Removing a Small Hill is a Not-So-Small Project
When we moved into our recently remodeled rambler a little more than two years ago I thought, “No more projects!”
When we moved into our recently remodeled rambler a little more than two years ago I thought, “No more projects!” In our previous home we had replaced flooring, trim, light fixtures and painted every square inch of the place, and I was excited at the thought of fewer weekend projects that ran for weeks on end.
After our two-year honeymoon with the new home we needed something to fill the project-less void, and the dead space with a superfluous hill felt like the exact right project. We grew tired of our two shepherd-mix pups running through (they know they’re not supposed to) and spattering mulch around the yard like unwelcome confetti.
Thus, a plan was hatched. We were expecting nice, albeit unseasonably warm, May weather so we invited my parents down to the cities to help remove the hill, transplant the beautiful magnolia tree twenty feet to the north, and then my husband and I would build five raised cedar beds for gardening. Too easy, right?
What I learned from the experience:
- Hills are deceptive, especially when they’ve been compacted.
- Trees are flipping heavy and the holes they need for transplanting are huge.
- My parents should be canonized. They were troopers for joining us in this endeavor, never complained, and only enjoyed one celebratory beer at the end of the day before making the hour drive home.
- Never depend on a Minnesota weather forecast. Our dry forecast and plan to slowly build the planter boxes throughout several days turned into a sprint when storms pushed further north and we had to have enough done in 24 hours to cover the dirt piles so as not to lose them.

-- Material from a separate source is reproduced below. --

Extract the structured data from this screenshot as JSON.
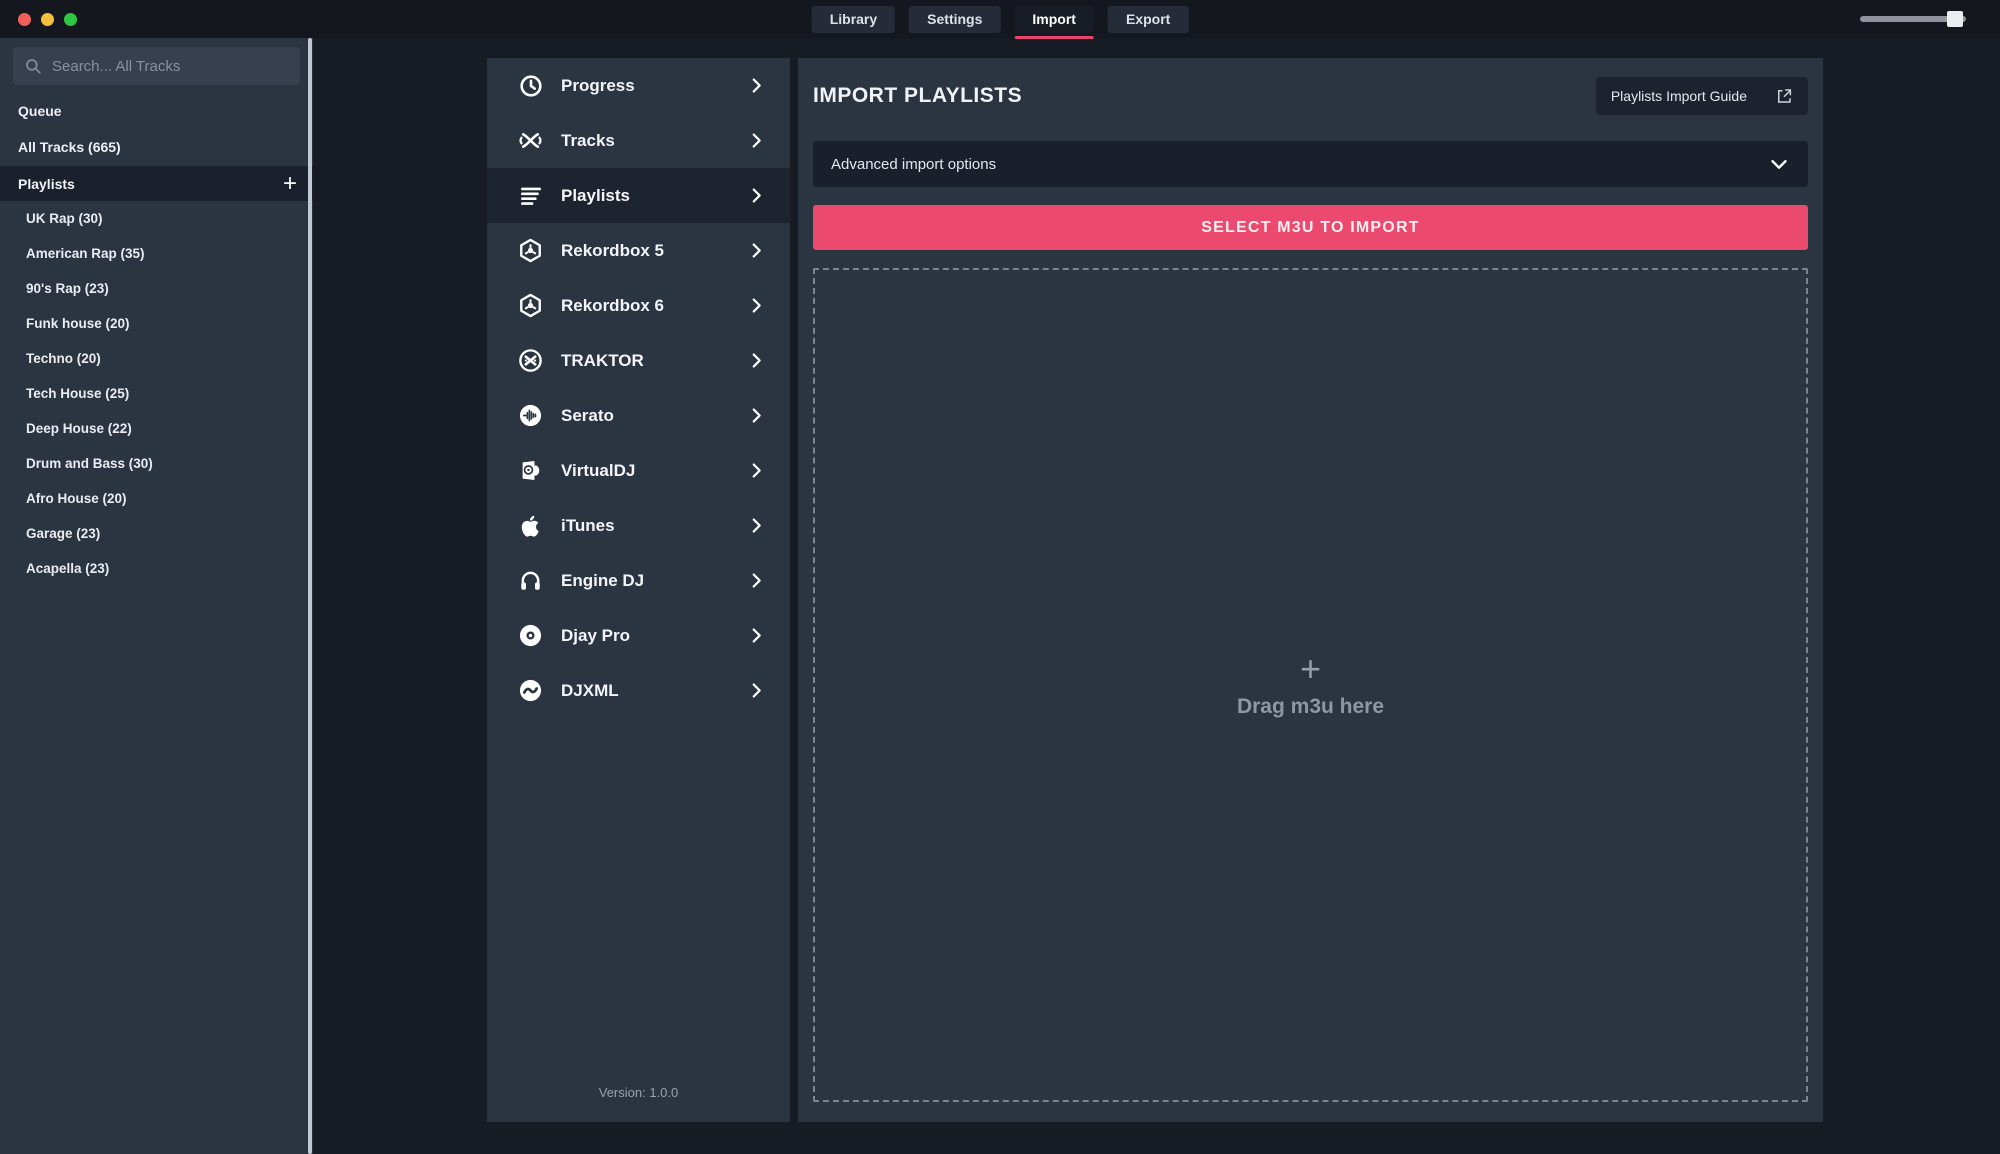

We still have to install pavers between the planter boxes, which has been neglected due to the enjoyment of maintaining and harvesting our garden, but overall, we are thrilled with the outcome. The dead space in our yard is now a productive garden that is away from our pets and the pesky neighborhood rabbit infestation. One last lesson learned: keep the vining plants in the ground or they will take over everything.
— Kat Gritsenko, Online Learning Manager